The White House and its allies have invested a fair amount of time this month trying to convince the public that postal balloting is a bad idea. The latest Associated Press-NORC Center for Public Affairs Research poll suggests those efforts aren't working.
Americans' support for mail-in voting has jumped amid concerns about the safety of polling places during the coronavirus pandemic, but a wide partisan divide suggests President Donald Trump's public campaign against vote by mail may be resonating with his Republican backers.
The results include quite a bit of data -- and significant partisan differences -- but the number that stood out was the 60% majority who expressed support for "allowing people to vote by mail-in ballot, instead of in-person, without requiring them to give a reason."
This is roughly in line with the results of the latest NBC News/Wall Street Journal poll, which found 58% of American voters expressing support for changing election laws to permanently allow voting by mail. When we add in those who support temporary changes to allow postal balloting during the coronavirus crisis, the total climbs to 67%.
Circling back to our earlier coverage, these are not the kind of results Donald Trump wanted to see. After all, the president recently denounced mail-in balloting as "horrible" and "corrupt," which led a reporter to remind Trump of an inconvenient detail: he voted by mail in the election cycle. Offered a chance to reconcile the contradiction, it didn't go well.
"Sure, I can vote by mail," Trump declared. "Because I'm allowed to."
Evidently, quite a few Americans think they should also be allowed to.
On Capitol Hill, meanwhile, House Minority Leader Kevin McCarthy (R-Calif.) recently said it's "disgusting" to see Democrats advocate in support of voting by mail during a pandemic, though that apparently isn't proving persuasive with the American mainstream, either.
This isn't just an academic exercise or a fight for bragging rights. Congress is poised to have another fight over an academic aid package, and it's a safe bet that Democratic leaders are going to push quite aggressively for provisions on holding safe and fair elections. The CDC has touted the benefits of voting by mail during a public-health crisis.
The fact that the public supports postal balloting is likely to increase the pressure for possible action.

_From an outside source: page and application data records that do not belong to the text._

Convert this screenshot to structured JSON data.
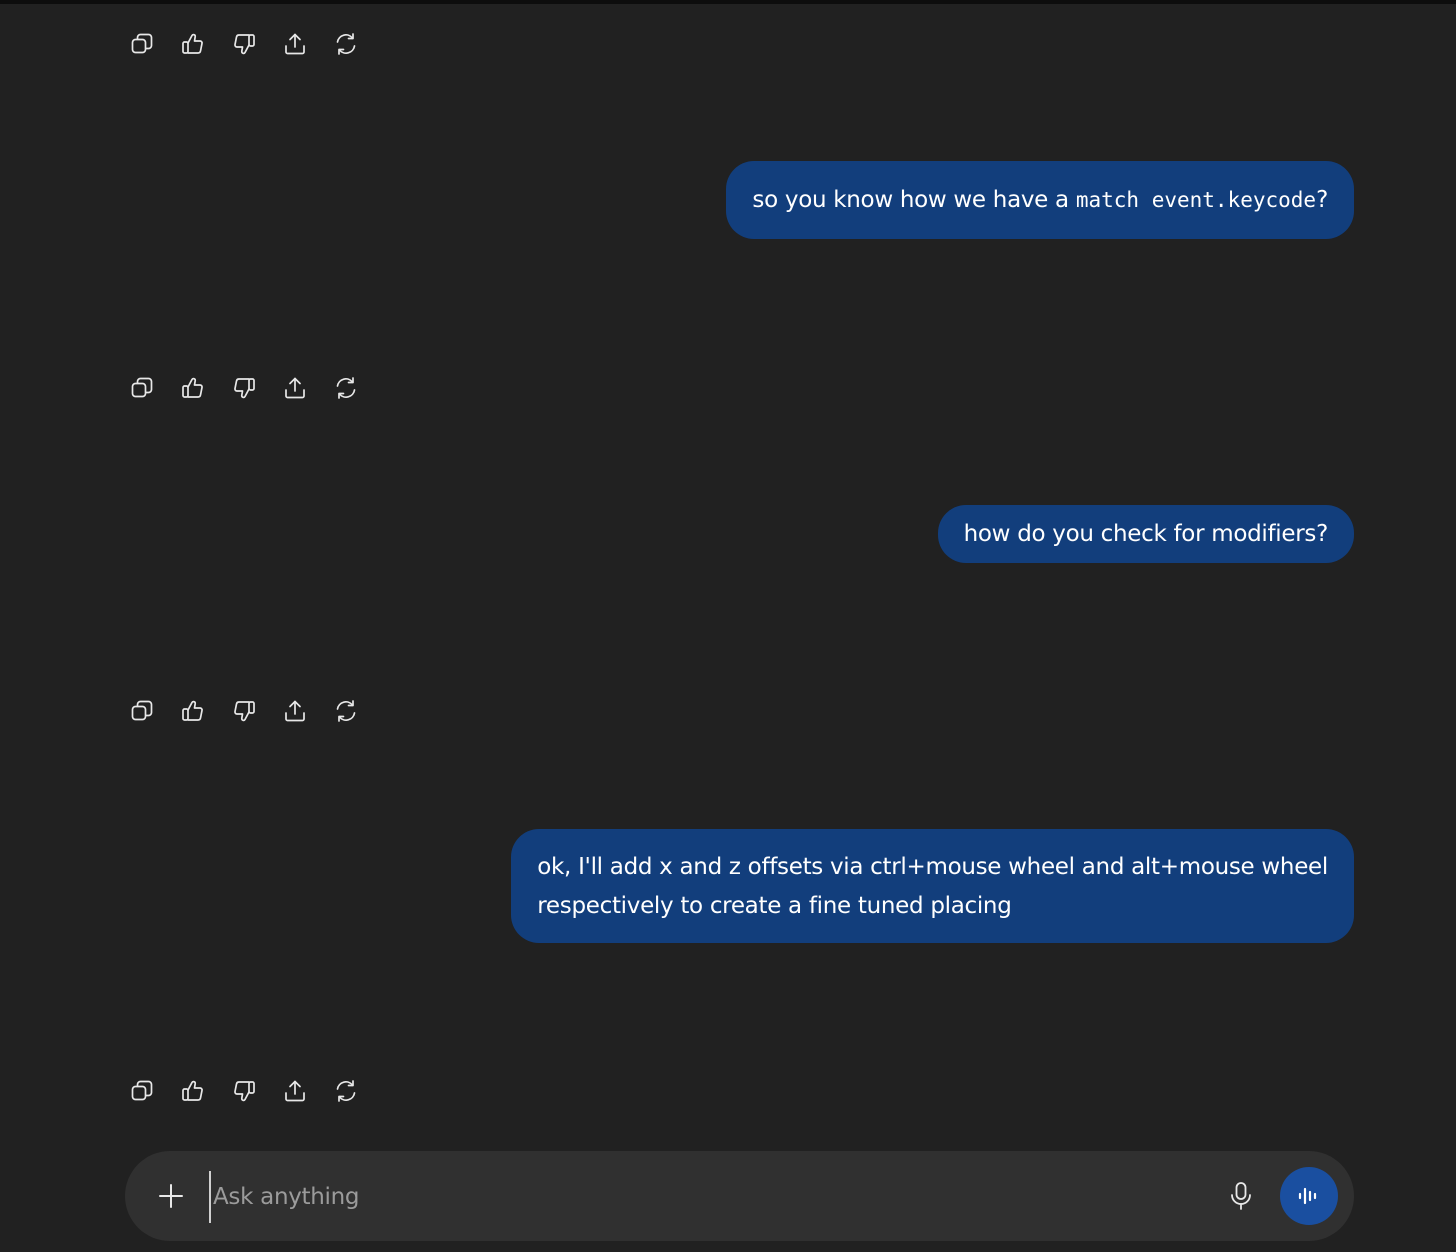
{
  "messages": [
    {
      "role": "user",
      "text_before": "so you know how we have a",
      "code": "match event.keycode",
      "text_after": "?"
    },
    {
      "role": "user",
      "text": "how do you check for modifiers?"
    },
    {
      "role": "user",
      "line1": "ok, I'll add x and z offsets via ctrl+mouse wheel and alt+mouse wheel",
      "line2": "respectively to create a fine tuned placing"
    }
  ],
  "action_icons": [
    "copy-icon",
    "thumbs-up-icon",
    "thumbs-down-icon",
    "share-icon",
    "regenerate-icon"
  ],
  "composer": {
    "placeholder": "Ask anything",
    "value": ""
  },
  "colors": {
    "background": "#212121",
    "user_bubble": "#123e7c",
    "composer": "#303030",
    "voice_button": "#1a4fa0"
  }
}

Postscript: Asked for evidence to substantiate his claims that mail-in voting increases instances of "fraud", Trump recently told reporters, "I think there's a lot of evidence, but we'll provide you with some, okay?"
That was nearly three weeks ago. So far, neither the president nor anyone on his team have substantiated the claims.
Second postscript: House Speaker Nancy Pelosi (D-Calif.) appeared on MSNBC this morning and said, in reference to the next economic aid package, “In this next bill, we will be supporting vote by mail in a very important way -- we think it’s a health issue at this point."